After dinner was out on the tables, but before the dishes started pouring in, I had a few minutes with my baby. Bryan was so great spending most of the day with her and keeping her happy while I rushed around like mad woman.

The Stervensons (being Abby, Josh and Caleb for this set) started us off with some fun entertainment and music.

Grace's Ezra watching the show.

Bryan's sister Christa hosted "Penalty Pictionary," which was hilarious. Here is Christa's sister Jessie drawing Norway. As a penalty for losing the last round, Tyler wears a dunce cap decked out with a fairy wand and tinsel.

My sweet husband, doing what he did all day.

There were all sorts of awesome things going on for the kids outside, including:

(Abra's Ophelia bobbin' for apples.)

Jacob and Bethany's adorably handsome Micah.

Then after dinner, kid's games, and entertainment, there was dancing. Live music and even a caller... everyone had a great time.

Sarah (in plaid) took a few minutes to enjoy the dancing.

And these were the leftovers. I was very happy that we didn't have to throw any of it away (waste not, want not, my mother always said), and we sent most of it home with families and college guys. Chloë has been eating it every day since then, too.

Dishes took a while, but we had more help than we knew what to do with. And what a joyful crew of dishwashers we had. There was lots of laughter and even more singing, from Disney classics to 500 Miles by The Proclaimers. It was so much fun, and made me think back to washing dishes at Camp Of The Risen Son, oh, 15 years ago. We got out of there an hour earlier than the clean up crew did last year, so we considered that to be a huge accomplishment.

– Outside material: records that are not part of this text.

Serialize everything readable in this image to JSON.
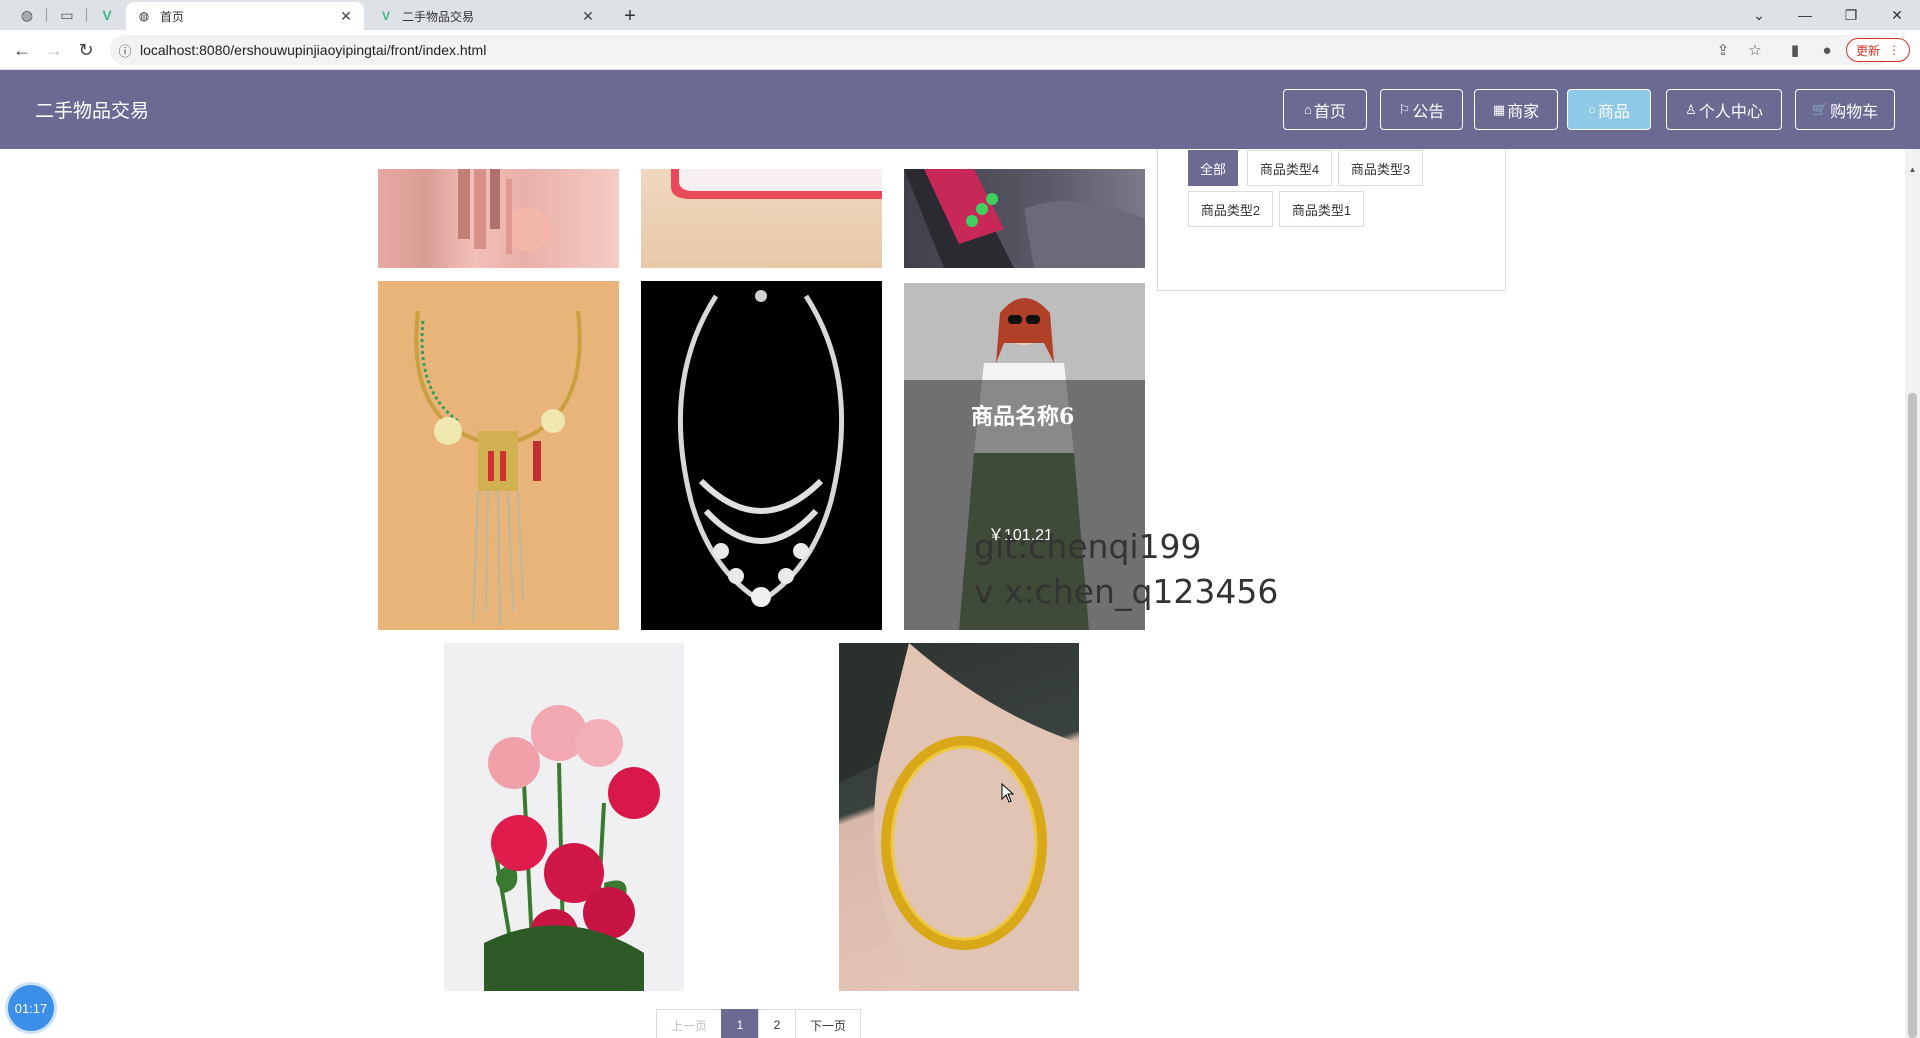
{
  "browser": {
    "tabs": [
      {
        "title": "首页",
        "active": true
      },
      {
        "title": "二手物品交易",
        "active": false
      }
    ],
    "url": "localhost:8080/ershouwupinjiaoyipingtai/front/index.html",
    "update_label": "更新"
  },
  "header": {
    "site_title": "二手物品交易",
    "nav": [
      {
        "label": "首页",
        "icon": "⌂"
      },
      {
        "label": "公告",
        "icon": "⚐"
      },
      {
        "label": "商家",
        "icon": "▦"
      },
      {
        "label": "商品",
        "icon": "○"
      },
      {
        "label": "个人中心",
        "icon": "♙"
      },
      {
        "label": "购物车",
        "icon": "🛒"
      }
    ],
    "active_nav": "商品"
  },
  "categories": {
    "items": [
      "全部",
      "商品类型4",
      "商品类型3",
      "商品类型2",
      "商品类型1"
    ],
    "active": "全部"
  },
  "hovered_product": {
    "name": "商品名称6",
    "price": "￥101.21"
  },
  "watermark": {
    "line1": "git:chenqi199",
    "line2": "v x:chen_q123456"
  },
  "pagination": {
    "prev": "上一页",
    "pages": [
      "1",
      "2"
    ],
    "current": "1",
    "next": "下一页"
  },
  "timer": "01:17"
}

It was a wonderful evening, and we were so grateful for the many hands that helped.